Portsmouth is located in the county of Hampshire, on the southern coast of the United Kingdom. It’s a melancholic but not gray city, with an iron will and a sky as intense as a newborn love.
A two-hour bus ride from London, Portsmouth represents a fair compromise for those who love introspection but on Saturday do not disdain a cozy chat at the pub: between a wife waiting and a toast to the health of the ancient sailors (its harbour, the Historic Dockyard, is one of the most important of the Royal Navy and houses 800 years of British naval history) the euphoria soon becomes a romantic nostalgia that here, never rhymes with regret but turns into a quiet stroll home.
It’s Monday morning and with a headache in my pocket, I take the bus to Earnst Road where I will meet Giovanni, a student from Hospitality Institute in Florence.
He is 17 years old and he is based in Portsmouth thanks to the Erasmus+ project.

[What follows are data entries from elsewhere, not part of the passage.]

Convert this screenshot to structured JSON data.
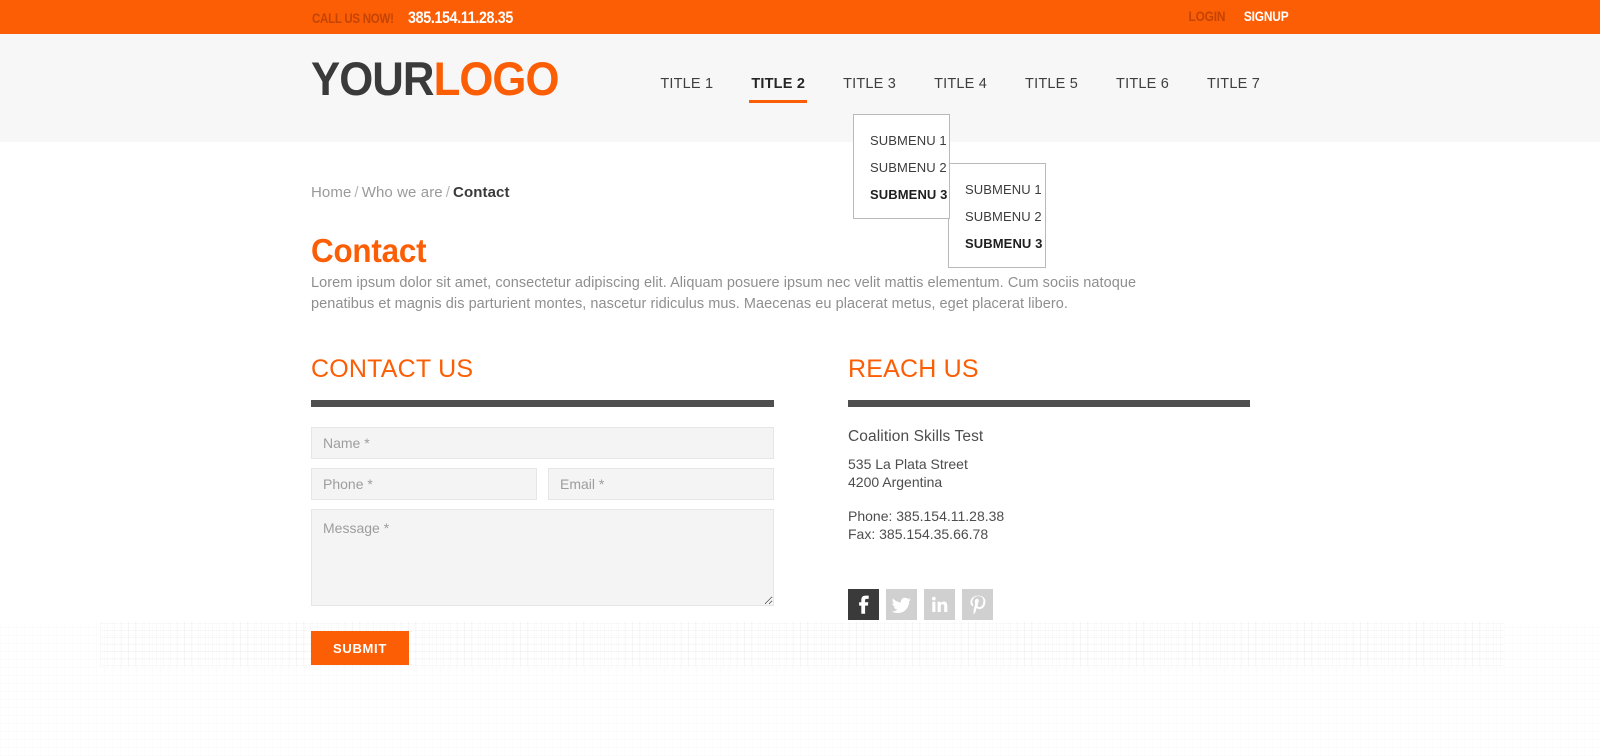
{
  "topbar": {
    "call_label": "CALL US NOW!",
    "phone": "385.154.11.28.35",
    "login": "LOGIN",
    "signup": "SIGNUP",
    "bg_color": "#fc5e05"
  },
  "header": {
    "logo_part1": "YOUR",
    "logo_part2": "LOGO",
    "nav": [
      {
        "label": "TITLE 1",
        "active": false
      },
      {
        "label": "TITLE 2",
        "active": true
      },
      {
        "label": "TITLE 3",
        "active": false
      },
      {
        "label": "TITLE 4",
        "active": false
      },
      {
        "label": "TITLE 5",
        "active": false
      },
      {
        "label": "TITLE 6",
        "active": false
      },
      {
        "label": "TITLE 7",
        "active": false
      }
    ]
  },
  "dropdown_level1": {
    "items": [
      {
        "label": "SUBMENU 1",
        "selected": false
      },
      {
        "label": "SUBMENU 2",
        "selected": false
      },
      {
        "label": "SUBMENU 3",
        "selected": true
      }
    ]
  },
  "dropdown_level2": {
    "items": [
      {
        "label": "SUBMENU 1",
        "selected": false
      },
      {
        "label": "SUBMENU 2",
        "selected": false
      },
      {
        "label": "SUBMENU 3",
        "selected": true
      }
    ]
  },
  "breadcrumb": {
    "home": "Home",
    "sep1": "/",
    "who_we_are": "Who we are",
    "sep2": "/",
    "current": "Contact"
  },
  "page": {
    "title": "Contact",
    "intro": "Lorem ipsum dolor sit amet, consectetur adipiscing elit. Aliquam posuere ipsum nec velit mattis elementum. Cum sociis natoque penatibus et magnis dis parturient montes, nascetur ridiculus mus. Maecenas eu placerat metus, eget placerat libero."
  },
  "contact_form": {
    "heading": "CONTACT US",
    "name_placeholder": "Name *",
    "name_value": "",
    "phone_placeholder": "Phone *",
    "phone_value": "",
    "email_placeholder": "Email *",
    "email_value": "",
    "message_placeholder": "Message *",
    "message_value": "",
    "submit_label": "SUBMIT"
  },
  "reach_us": {
    "heading": "REACH US",
    "org_name": "Coalition Skills Test",
    "address_line1": "535 La Plata Street",
    "address_line2": "4200 Argentina",
    "phone": "Phone: 385.154.11.28.38",
    "fax": "Fax: 385.154.35.66.78",
    "socials": [
      {
        "name": "facebook",
        "label": "f",
        "active": true
      },
      {
        "name": "twitter",
        "label": "t",
        "active": false
      },
      {
        "name": "linkedin",
        "label": "in",
        "active": false
      },
      {
        "name": "pinterest",
        "label": "P",
        "active": false
      }
    ]
  },
  "colors": {
    "accent": "#fc5e05",
    "dark_rule": "#4f4f4f",
    "header_bg": "#f7f7f7",
    "field_bg": "#f4f4f4"
  }
}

Together with his young colleagues, he will do a 3-week internship at the King’s Theater, one of Portsmouth’s oldest and most glorious theaters.

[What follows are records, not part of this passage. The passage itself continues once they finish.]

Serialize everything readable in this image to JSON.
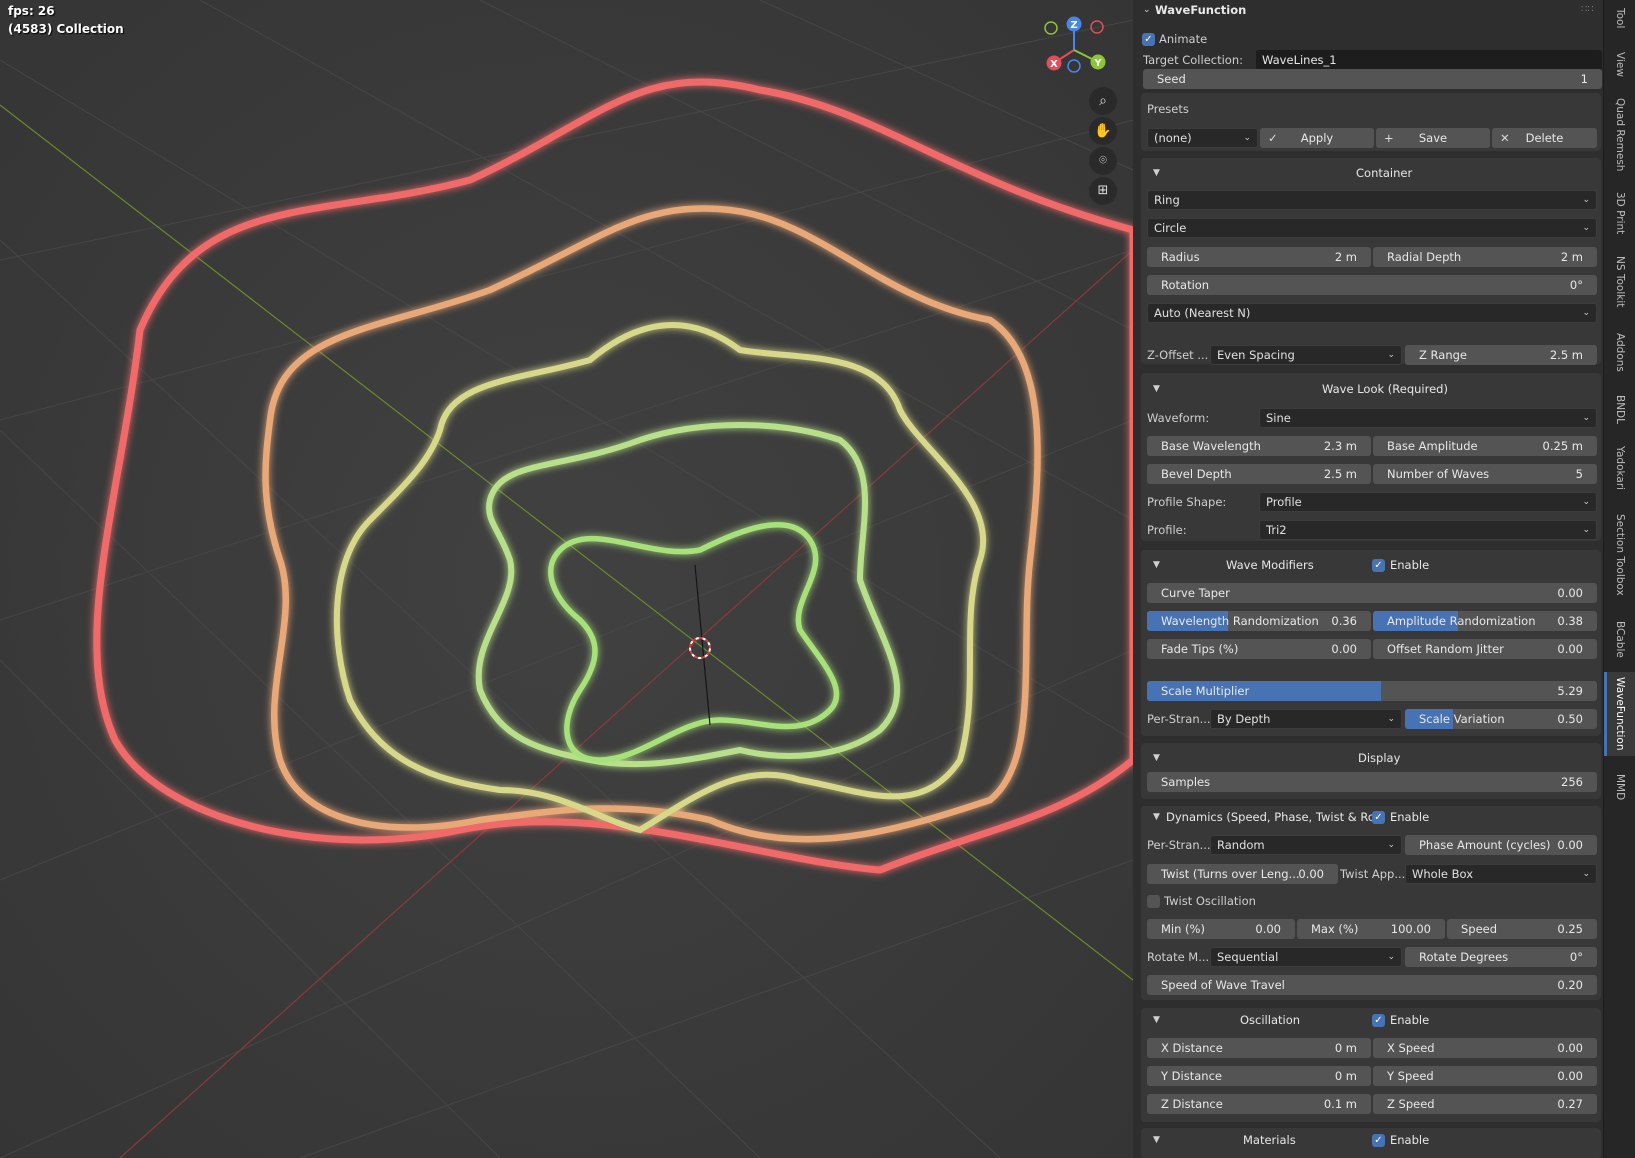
{
  "overlay": {
    "fps": "fps: 26",
    "collection": "(4583) Collection"
  },
  "gizmo": {
    "z": "Z",
    "x": "X",
    "y": "Y"
  },
  "panel": {
    "title": "WaveFunction",
    "animate": "Animate",
    "target_label": "Target Collection:",
    "target_value": "WaveLines_1",
    "seed_label": "Seed",
    "seed_value": "1",
    "presets": {
      "title": "Presets",
      "select": "(none)",
      "apply": "Apply",
      "save": "Save",
      "delete": "Delete"
    },
    "container": {
      "title": "Container",
      "shape": "Ring",
      "base": "Circle",
      "radius_label": "Radius",
      "radius": "2 m",
      "radial_depth_label": "Radial Depth",
      "radial_depth": "2 m",
      "rotation_label": "Rotation",
      "rotation": "0°",
      "auto": "Auto (Nearest N)",
      "zoffset_label": "Z-Offset ...",
      "zoffset": "Even Spacing",
      "zrange_label": "Z Range",
      "zrange": "2.5 m"
    },
    "wavelook": {
      "title": "Wave Look (Required)",
      "waveform_label": "Waveform:",
      "waveform": "Sine",
      "base_wl_label": "Base Wavelength",
      "base_wl": "2.3 m",
      "base_amp_label": "Base Amplitude",
      "base_amp": "0.25 m",
      "bevel_label": "Bevel Depth",
      "bevel": "2.5 m",
      "num_waves_label": "Number of Waves",
      "num_waves": "5",
      "profile_shape_label": "Profile Shape:",
      "profile_shape": "Profile",
      "profile_label": "Profile:",
      "profile": "Tri2"
    },
    "modifiers": {
      "title": "Wave Modifiers",
      "enable": "Enable",
      "taper_label": "Curve Taper",
      "taper": "0.00",
      "wl_rand_label": "Wavelength Randomization",
      "wl_rand": "0.36",
      "wl_rand_frac": 0.36,
      "amp_rand_label": "Amplitude Randomization",
      "amp_rand": "0.38",
      "amp_rand_frac": 0.38,
      "fade_label": "Fade Tips (%)",
      "fade": "0.00",
      "jitter_label": "Offset Random Jitter",
      "jitter": "0.00",
      "scale_mult_label": "Scale Multiplier",
      "scale_mult": "5.29",
      "scale_mult_frac": 0.52,
      "per_strand_label": "Per-Stran...",
      "per_strand": "By Depth",
      "scale_var_label": "Scale Variation",
      "scale_var": "0.50",
      "scale_var_frac": 0.25
    },
    "display": {
      "title": "Display",
      "samples_label": "Samples",
      "samples": "256"
    },
    "dynamics": {
      "title": "Dynamics (Speed, Phase, Twist & Ro...",
      "enable": "Enable",
      "per_strand_label": "Per-Stran...",
      "per_strand": "Random",
      "phase_label": "Phase Amount (cycles)",
      "phase": "0.00",
      "twist_label": "Twist (Turns over Leng...",
      "twist": "0.00",
      "twist_app_label": "Twist App...",
      "twist_app": "Whole Box",
      "twist_osc": "Twist Oscillation",
      "min_label": "Min (%)",
      "min": "0.00",
      "max_label": "Max (%)",
      "max": "100.00",
      "speed_label": "Speed",
      "speed": "0.25",
      "rotate_mode_label": "Rotate M...",
      "rotate_mode": "Sequential",
      "rotate_deg_label": "Rotate Degrees",
      "rotate_deg": "0°",
      "travel_label": "Speed of Wave Travel",
      "travel": "0.20"
    },
    "oscillation": {
      "title": "Oscillation",
      "enable": "Enable",
      "xd_label": "X Distance",
      "xd": "0 m",
      "xs_label": "X Speed",
      "xs": "0.00",
      "yd_label": "Y Distance",
      "yd": "0 m",
      "ys_label": "Y Speed",
      "ys": "0.00",
      "zd_label": "Z Distance",
      "zd": "0.1 m",
      "zs_label": "Z Speed",
      "zs": "0.27"
    },
    "materials": {
      "title": "Materials",
      "enable": "Enable"
    }
  },
  "tabs": [
    "Tool",
    "View",
    "Quad Remesh",
    "3D Print",
    "NS Toolkit",
    "Addons",
    "BNDL",
    "Yadokari",
    "Section Toolbox",
    "BCable",
    "WaveFunction",
    "MMD"
  ],
  "colors": {
    "accent": "#4772b3",
    "ring_outer": "#f06a6a",
    "ring_mid": "#e8a878",
    "ring_inner": "#a8e07a"
  }
}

His role? Receptionist with a license to learn and deepen English and people.
After a brief embarrassment and a loooooong coffee with donuts, he starts talking about his experience, from the carefree start despite it was his first time on a plane to the first days of training. The words overlap, in a mixture of enthusiasm and surprise and he tortured his beard while he describes his first days in England.
He shows me his Instagram profile: the photo in front of Dickens’s house at 393 Old Commercial Road, shot for his father, a literature teacher; the journey by plane and the world from a porthole, the funny faces with his peers and even the anxiety of the teacher, all in one picture.

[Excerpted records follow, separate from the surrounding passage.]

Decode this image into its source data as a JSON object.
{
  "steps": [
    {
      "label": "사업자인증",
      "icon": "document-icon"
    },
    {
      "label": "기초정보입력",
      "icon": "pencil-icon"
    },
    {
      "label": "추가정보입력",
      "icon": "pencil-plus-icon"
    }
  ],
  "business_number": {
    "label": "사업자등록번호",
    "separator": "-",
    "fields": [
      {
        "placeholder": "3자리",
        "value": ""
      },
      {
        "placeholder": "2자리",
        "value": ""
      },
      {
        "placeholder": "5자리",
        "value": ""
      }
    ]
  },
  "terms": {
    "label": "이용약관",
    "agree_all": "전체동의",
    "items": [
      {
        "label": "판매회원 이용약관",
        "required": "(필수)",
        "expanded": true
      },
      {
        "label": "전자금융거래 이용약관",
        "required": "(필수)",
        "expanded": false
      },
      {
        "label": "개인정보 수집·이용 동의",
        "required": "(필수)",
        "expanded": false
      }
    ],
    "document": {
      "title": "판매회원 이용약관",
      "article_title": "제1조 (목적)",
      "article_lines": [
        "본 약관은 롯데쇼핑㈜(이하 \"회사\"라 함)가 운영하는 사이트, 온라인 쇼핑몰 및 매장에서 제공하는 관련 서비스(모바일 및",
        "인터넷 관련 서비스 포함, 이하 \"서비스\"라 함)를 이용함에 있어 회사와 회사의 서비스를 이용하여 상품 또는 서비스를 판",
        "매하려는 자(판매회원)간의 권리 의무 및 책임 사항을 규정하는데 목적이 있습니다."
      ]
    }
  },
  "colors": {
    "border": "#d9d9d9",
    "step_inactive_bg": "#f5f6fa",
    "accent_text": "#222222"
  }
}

He likes Portsmouth, gentle and human, cold but not glacial.
There are no balconies and he loves terraced houses, all tidy with useful entrance to shake off the remains of the day just passed; and then the churches and the tree-lined avenue to go to Kings’Theater.
He is fascinated by the inhabitants’ accent and their kindness in front of his initial doubts about the “real English”, the one spoken on the street and by the barber, what allows you to understand when a fight is about to break out and it’s time to go home, the one spoken by your colleague who tells you about his busy days.
On the weekend, when he is not in London to distribute “wow” and collect “like” (a picture in front of the National Gallery is worth at least 30 likes) he takes a taxi and goes to the harbour, where he imagines being the protagonist of Heart of Darkness.
Then a tour of the shops to compare prices and existences, imagine stories and turn instants into snapshots.
No, no homesickness, because in a week it will be Florence and “daily routine” again while here everything rhymes with wonder.
At King’s Theater he has made friends with Julia, the Scottish colleague at the box office. She looks like his best friend; here, most people remind him of someone he knows, as if his brain used this trick to make it easier for him to adapt.
During the lunch breaks, Julia corrects his pronunciation, in return Giovanni teaches her some sentences in Italian. “We are only friends”, he assures me while looking away, also because “MMy suitcase is full and love would not fit”. I smile and, while I order another coffee, I secretly envy him for the bravado.
We’ve been here for two hours and it’s time to say goodbye.
Together with him I wait for the bus that arrives with the usual admirable British precision.
We shake hands with a convinced “see you later”, then a final nod as I see him disappear between the doors of the double decker bus, last stop King’s Theater, next exit: FUTURE